Dataset rows describing interfaces
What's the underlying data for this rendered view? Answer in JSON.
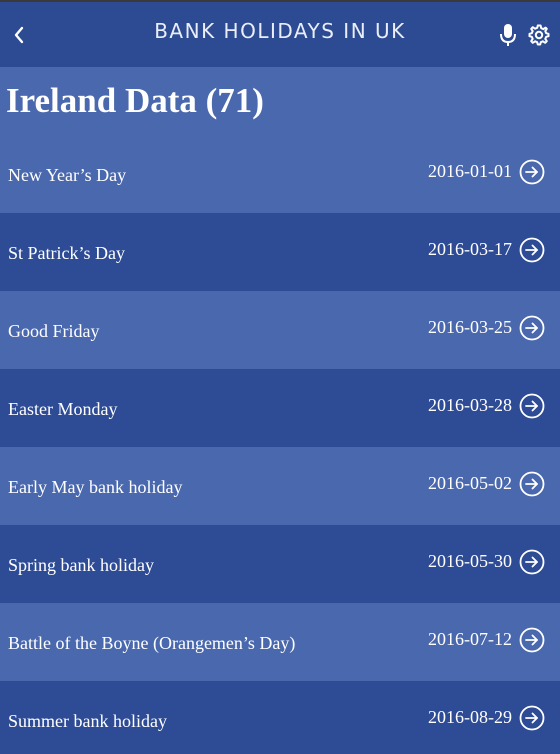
{
  "header": {
    "title": "BANK HOLIDAYS IN UK",
    "back_icon": "chevron-left-icon",
    "mic_icon": "microphone-icon",
    "settings_icon": "gear-icon"
  },
  "page": {
    "title": "Ireland Data (71)"
  },
  "holidays": [
    {
      "name": "New Year’s Day",
      "date": "2016-01-01"
    },
    {
      "name": "St Patrick’s Day",
      "date": "2016-03-17"
    },
    {
      "name": "Good Friday",
      "date": "2016-03-25"
    },
    {
      "name": "Easter Monday",
      "date": "2016-03-28"
    },
    {
      "name": "Early May bank holiday",
      "date": "2016-05-02"
    },
    {
      "name": "Spring bank holiday",
      "date": "2016-05-30"
    },
    {
      "name": "Battle of the Boyne (Orangemen’s Day)",
      "date": "2016-07-12"
    },
    {
      "name": "Summer bank holiday",
      "date": "2016-08-29"
    }
  ],
  "colors": {
    "topbar": "#2c4b93",
    "row_light": "#4a68ad",
    "row_dark": "#2e4b95",
    "text": "#ffffff"
  }
}
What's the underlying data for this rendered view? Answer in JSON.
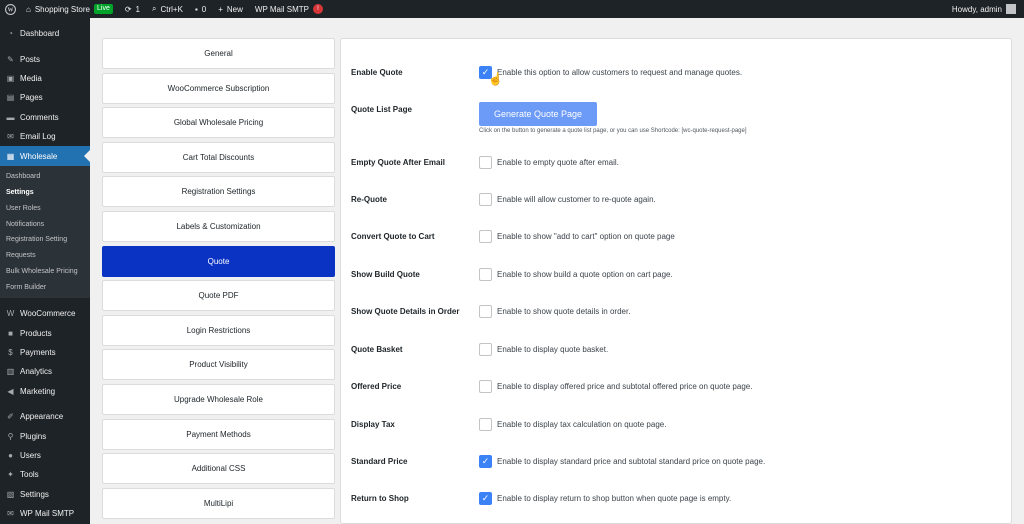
{
  "adminbar": {
    "site_name": "Shopping Store",
    "live_badge": "Live",
    "updates_count": "1",
    "search_shortcut": "Ctrl+K",
    "comments_count": "0",
    "new_label": "New",
    "smtp_label": "WP Mail SMTP",
    "smtp_badge": "!",
    "greeting": "Howdy, admin"
  },
  "sidebar": {
    "items_top": [
      {
        "label": "Dashboard",
        "icon": "dashboard-icon"
      },
      {
        "label": "Posts",
        "icon": "pin-icon"
      },
      {
        "label": "Media",
        "icon": "media-icon"
      },
      {
        "label": "Pages",
        "icon": "page-icon"
      },
      {
        "label": "Comments",
        "icon": "comment-icon"
      },
      {
        "label": "Email Log",
        "icon": "email-icon"
      },
      {
        "label": "Wholesale",
        "icon": "store-icon"
      }
    ],
    "submenu": [
      "Dashboard",
      "Settings",
      "User Roles",
      "Notifications",
      "Registration Setting",
      "Requests",
      "Bulk Wholesale Pricing",
      "Form Builder"
    ],
    "items_bottom": [
      {
        "label": "WooCommerce"
      },
      {
        "label": "Products"
      },
      {
        "label": "Payments"
      },
      {
        "label": "Analytics"
      },
      {
        "label": "Marketing"
      },
      {
        "label": "Appearance"
      },
      {
        "label": "Plugins"
      },
      {
        "label": "Users"
      },
      {
        "label": "Tools"
      },
      {
        "label": "Settings"
      },
      {
        "label": "WP Mail SMTP"
      }
    ]
  },
  "tabs": [
    "General",
    "WooCommerce Subscription",
    "Global Wholesale Pricing",
    "Cart Total Discounts",
    "Registration Settings",
    "Labels & Customization",
    "Quote",
    "Quote PDF",
    "Login Restrictions",
    "Product Visibility",
    "Upgrade Wholesale Role",
    "Payment Methods",
    "Additional CSS",
    "MultiLipi"
  ],
  "active_tab": "Quote",
  "settings": {
    "enable_quote": {
      "label": "Enable Quote",
      "desc": "Enable this option to allow customers to request and manage quotes.",
      "checked": true
    },
    "quote_list_page": {
      "label": "Quote List Page",
      "button": "Generate Quote Page",
      "hint": "Click on the button to generate a quote list page, or you can use Shortcode: [wc-quote-request-page]"
    },
    "empty_quote": {
      "label": "Empty Quote After Email",
      "desc": "Enable to empty quote after email.",
      "checked": false
    },
    "re_quote": {
      "label": "Re-Quote",
      "desc": "Enable will allow customer to re-quote again.",
      "checked": false
    },
    "convert_quote": {
      "label": "Convert Quote to Cart",
      "desc": "Enable to show \"add to cart\" option on quote page",
      "checked": false
    },
    "show_build_quote": {
      "label": "Show Build Quote",
      "desc": "Enable to show build a quote option on cart page.",
      "checked": false
    },
    "show_details": {
      "label": "Show Quote Details in Order",
      "desc": "Enable to show quote details in order.",
      "checked": false
    },
    "quote_basket": {
      "label": "Quote Basket",
      "desc": "Enable to display quote basket.",
      "checked": false
    },
    "offered_price": {
      "label": "Offered Price",
      "desc": "Enable to display offered price and subtotal offered price on quote page.",
      "checked": false
    },
    "display_tax": {
      "label": "Display Tax",
      "desc": "Enable to display tax calculation on quote page.",
      "checked": false
    },
    "standard_price": {
      "label": "Standard Price",
      "desc": "Enable to display standard price and subtotal standard price on quote page.",
      "checked": true
    },
    "return_to_shop": {
      "label": "Return to Shop",
      "desc": "Enable to display return to shop button when quote page is empty.",
      "checked": true
    }
  }
}
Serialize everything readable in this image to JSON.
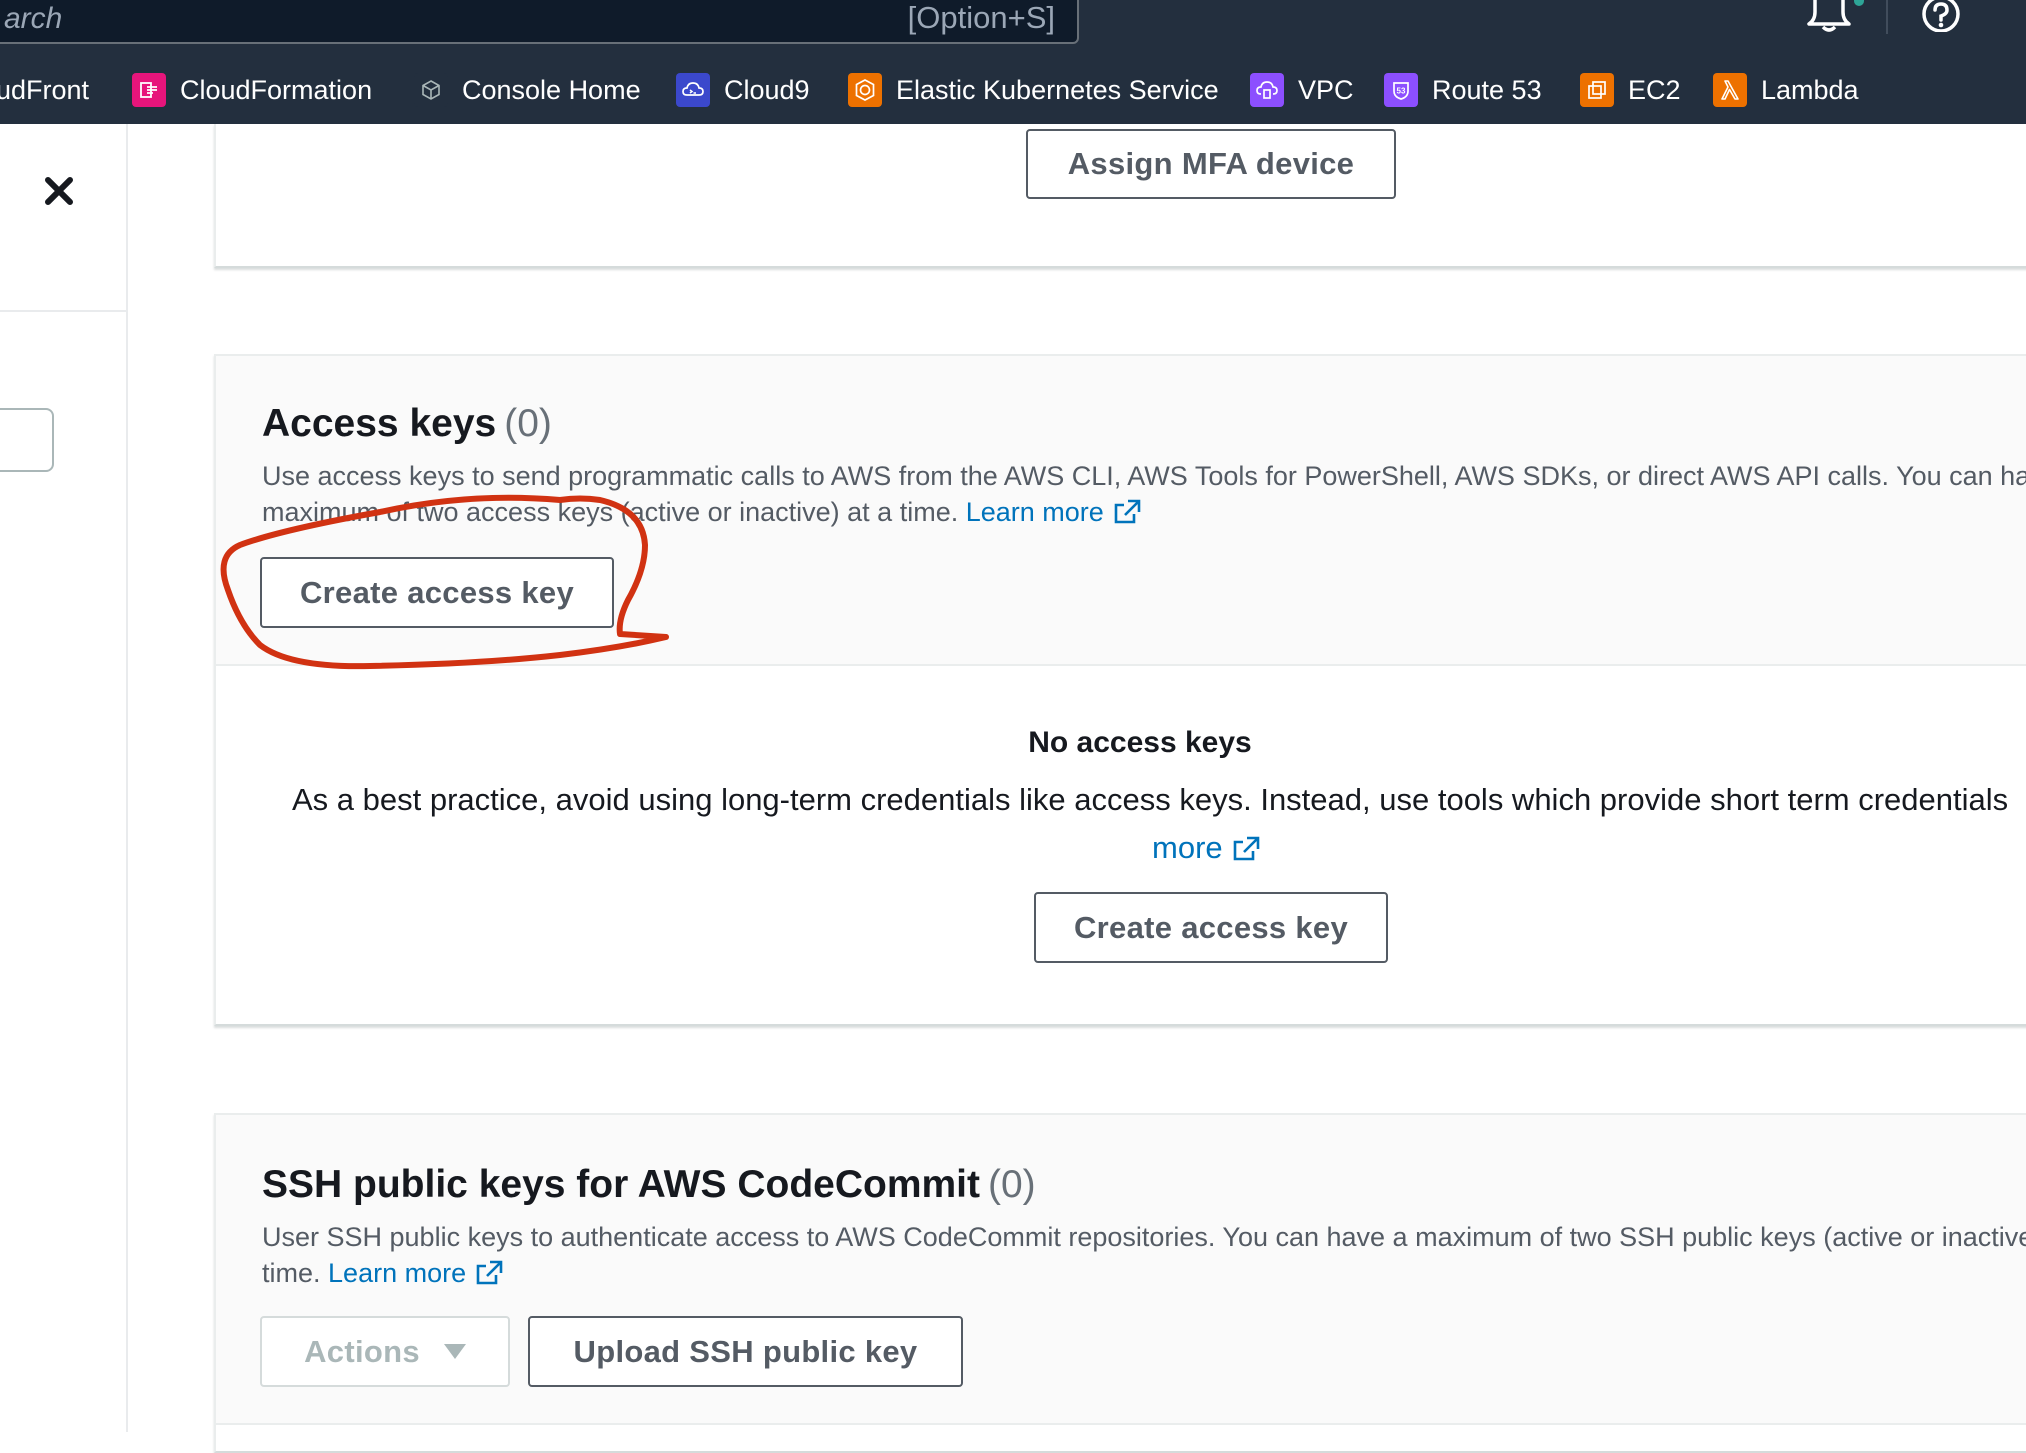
{
  "topbar": {
    "search_placeholder": "arch",
    "search_shortcut": "[Option+S]",
    "favorites": [
      {
        "label": "udFront",
        "icon": "cloudfront-icon",
        "color": "#232f3e"
      },
      {
        "label": "CloudFormation",
        "icon": "cloudformation-icon",
        "color": "#e7157b"
      },
      {
        "label": "Console Home",
        "icon": "console-home-icon",
        "color": "#232f3e"
      },
      {
        "label": "Cloud9",
        "icon": "cloud9-icon",
        "color": "#3b48cc"
      },
      {
        "label": "Elastic Kubernetes Service",
        "icon": "eks-icon",
        "color": "#ed7100"
      },
      {
        "label": "VPC",
        "icon": "vpc-icon",
        "color": "#8c4fff"
      },
      {
        "label": "Route 53",
        "icon": "route53-icon",
        "color": "#8c4fff"
      },
      {
        "label": "EC2",
        "icon": "ec2-icon",
        "color": "#ed7100"
      },
      {
        "label": "Lambda",
        "icon": "lambda-icon",
        "color": "#ed7100"
      }
    ]
  },
  "mfa": {
    "button_label": "Assign MFA device"
  },
  "access_keys": {
    "title": "Access keys",
    "count": "(0)",
    "description_line1": "Use access keys to send programmatic calls to AWS from the AWS CLI, AWS Tools for PowerShell, AWS SDKs, or direct AWS API calls. You can have",
    "description_line2": "maximum of two access keys (active or inactive) at a time.",
    "learn_more": "Learn more",
    "create_button": "Create access key",
    "empty_title": "No access keys",
    "empty_description": "As a best practice, avoid using long-term credentials like access keys. Instead, use tools which provide short term credentials",
    "empty_more": "more",
    "empty_create_button": "Create access key"
  },
  "ssh_keys": {
    "title": "SSH public keys for AWS CodeCommit",
    "count": "(0)",
    "description_line1": "User SSH public keys to authenticate access to AWS CodeCommit repositories. You can have a maximum of two SSH public keys (active or inactive)",
    "description_line2": "time.",
    "learn_more": "Learn more",
    "actions_button": "Actions",
    "upload_button": "Upload SSH public key"
  },
  "colors": {
    "nav_background": "#232f3e",
    "link": "#0073bb",
    "annotation": "#d13212"
  }
}
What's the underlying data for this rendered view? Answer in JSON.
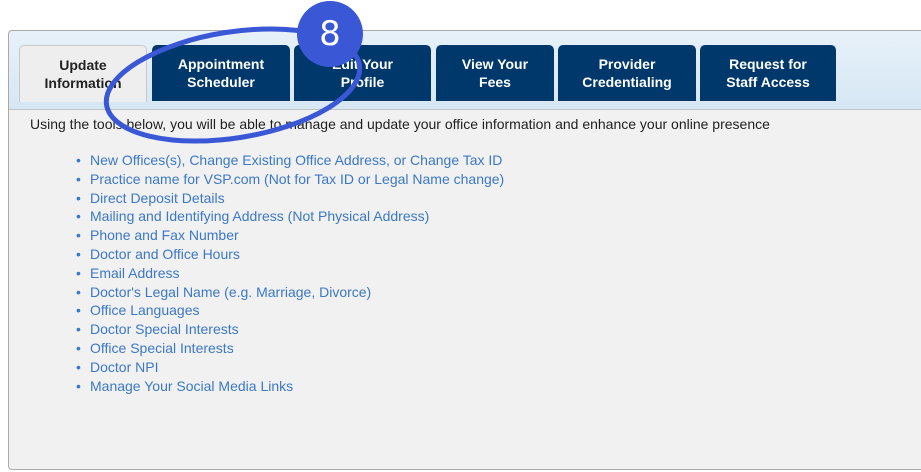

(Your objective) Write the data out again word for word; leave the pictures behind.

(Written answer)
What's the underlying data for this rendered view? Answer in JSON.
{
  "header": {
    "title": "BANK HOLIDAYS IN UK",
    "back_icon": "chevron-left-icon",
    "mic_icon": "microphone-icon",
    "settings_icon": "gear-icon"
  },
  "page": {
    "title": "Ireland Data (71)"
  },
  "holidays": [
    {
      "name": "New Year’s Day",
      "date": "2016-01-01"
    },
    {
      "name": "St Patrick’s Day",
      "date": "2016-03-17"
    },
    {
      "name": "Good Friday",
      "date": "2016-03-25"
    },
    {
      "name": "Easter Monday",
      "date": "2016-03-28"
    },
    {
      "name": "Early May bank holiday",
      "date": "2016-05-02"
    },
    {
      "name": "Spring bank holiday",
      "date": "2016-05-30"
    },
    {
      "name": "Battle of the Boyne (Orangemen’s Day)",
      "date": "2016-07-12"
    },
    {
      "name": "Summer bank holiday",
      "date": "2016-08-29"
    }
  ],
  "colors": {
    "topbar": "#2c4b93",
    "row_light": "#4a68ad",
    "row_dark": "#2e4b95",
    "text": "#ffffff"
  }
}
What's the underlying data for this rendered view? Answer in JSON.
{
  "adminbar": {
    "site_name": "Shopping Store",
    "live_badge": "Live",
    "updates_count": "1",
    "search_shortcut": "Ctrl+K",
    "comments_count": "0",
    "new_label": "New",
    "smtp_label": "WP Mail SMTP",
    "smtp_badge": "!",
    "greeting": "Howdy, admin"
  },
  "sidebar": {
    "items_top": [
      {
        "label": "Dashboard",
        "icon": "dashboard-icon"
      },
      {
        "label": "Posts",
        "icon": "pin-icon"
      },
      {
        "label": "Media",
        "icon": "media-icon"
      },
      {
        "label": "Pages",
        "icon": "page-icon"
      },
      {
        "label": "Comments",
        "icon": "comment-icon"
      },
      {
        "label": "Email Log",
        "icon": "email-icon"
      },
      {
        "label": "Wholesale",
        "icon": "store-icon"
      }
    ],
    "submenu": [
      "Dashboard",
      "Settings",
      "User Roles",
      "Notifications",
      "Registration Setting",
      "Requests",
      "Bulk Wholesale Pricing",
      "Form Builder"
    ],
    "items_bottom": [
      {
        "label": "WooCommerce"
      },
      {
        "label": "Products"
      },
      {
        "label": "Payments"
      },
      {
        "label": "Analytics"
      },
      {
        "label": "Marketing"
      },
      {
        "label": "Appearance"
      },
      {
        "label": "Plugins"
      },
      {
        "label": "Users"
      },
      {
        "label": "Tools"
      },
      {
        "label": "Settings"
      },
      {
        "label": "WP Mail SMTP"
      }
    ]
  },
  "tabs": [
    "General",
    "WooCommerce Subscription",
    "Global Wholesale Pricing",
    "Cart Total Discounts",
    "Registration Settings",
    "Labels & Customization",
    "Quote",
    "Quote PDF",
    "Login Restrictions",
    "Product Visibility",
    "Upgrade Wholesale Role",
    "Payment Methods",
    "Additional CSS",
    "MultiLipi"
  ],
  "active_tab": "Quote",
  "settings": {
    "enable_quote": {
      "label": "Enable Quote",
      "desc": "Enable this option to allow customers to request and manage quotes.",
      "checked": true
    },
    "quote_list_page": {
      "label": "Quote List Page",
      "button": "Generate Quote Page",
      "hint": "Click on the button to generate a quote list page, or you can use Shortcode: [wc-quote-request-page]"
    },
    "empty_quote": {
      "label": "Empty Quote After Email",
      "desc": "Enable to empty quote after email.",
      "checked": false
    },
    "re_quote": {
      "label": "Re-Quote",
      "desc": "Enable will allow customer to re-quote again.",
      "checked": false
    },
    "convert_quote": {
      "label": "Convert Quote to Cart",
      "desc": "Enable to show \"add to cart\" option on quote page",
      "checked": false
    },
    "show_build_quote": {
      "label": "Show Build Quote",
      "desc": "Enable to show build a quote option on cart page.",
      "checked": false
    },
    "show_details": {
      "label": "Show Quote Details in Order",
      "desc": "Enable to show quote details in order.",
      "checked": false
    },
    "quote_basket": {
      "label": "Quote Basket",
      "desc": "Enable to display quote basket.",
      "checked": false
    },
    "offered_price": {
      "label": "Offered Price",
      "desc": "Enable to display offered price and subtotal offered price on quote page.",
      "checked": false
    },
    "display_tax": {
      "label": "Display Tax",
      "desc": "Enable to display tax calculation on quote page.",
      "checked": false
    },
    "standard_price": {
      "label": "Standard Price",
      "desc": "Enable to display standard price and subtotal standard price on quote page.",
      "checked": true
    },
    "return_to_shop": {
      "label": "Return to Shop",
      "desc": "Enable to display return to shop button when quote page is empty.",
      "checked": true
    }
  }
}
Serialize everything readable in this image to JSON.
{
  "topbar": {
    "search_placeholder": "arch",
    "search_shortcut": "[Option+S]",
    "favorites": [
      {
        "label": "udFront",
        "icon": "cloudfront-icon",
        "color": "#232f3e"
      },
      {
        "label": "CloudFormation",
        "icon": "cloudformation-icon",
        "color": "#e7157b"
      },
      {
        "label": "Console Home",
        "icon": "console-home-icon",
        "color": "#232f3e"
      },
      {
        "label": "Cloud9",
        "icon": "cloud9-icon",
        "color": "#3b48cc"
      },
      {
        "label": "Elastic Kubernetes Service",
        "icon": "eks-icon",
        "color": "#ed7100"
      },
      {
        "label": "VPC",
        "icon": "vpc-icon",
        "color": "#8c4fff"
      },
      {
        "label": "Route 53",
        "icon": "route53-icon",
        "color": "#8c4fff"
      },
      {
        "label": "EC2",
        "icon": "ec2-icon",
        "color": "#ed7100"
      },
      {
        "label": "Lambda",
        "icon": "lambda-icon",
        "color": "#ed7100"
      }
    ]
  },
  "mfa": {
    "button_label": "Assign MFA device"
  },
  "access_keys": {
    "title": "Access keys",
    "count": "(0)",
    "description_line1": "Use access keys to send programmatic calls to AWS from the AWS CLI, AWS Tools for PowerShell, AWS SDKs, or direct AWS API calls. You can have",
    "description_line2": "maximum of two access keys (active or inactive) at a time.",
    "learn_more": "Learn more",
    "create_button": "Create access key",
    "empty_title": "No access keys",
    "empty_description": "As a best practice, avoid using long-term credentials like access keys. Instead, use tools which provide short term credentials",
    "empty_more": "more",
    "empty_create_button": "Create access key"
  },
  "ssh_keys": {
    "title": "SSH public keys for AWS CodeCommit",
    "count": "(0)",
    "description_line1": "User SSH public keys to authenticate access to AWS CodeCommit repositories. You can have a maximum of two SSH public keys (active or inactive)",
    "description_line2": "time.",
    "learn_more": "Learn more",
    "actions_button": "Actions",
    "upload_button": "Upload SSH public key"
  },
  "colors": {
    "nav_background": "#232f3e",
    "link": "#0073bb",
    "annotation": "#d13212"
  }
}
What's the underlying data for this rendered view? Answer in JSON.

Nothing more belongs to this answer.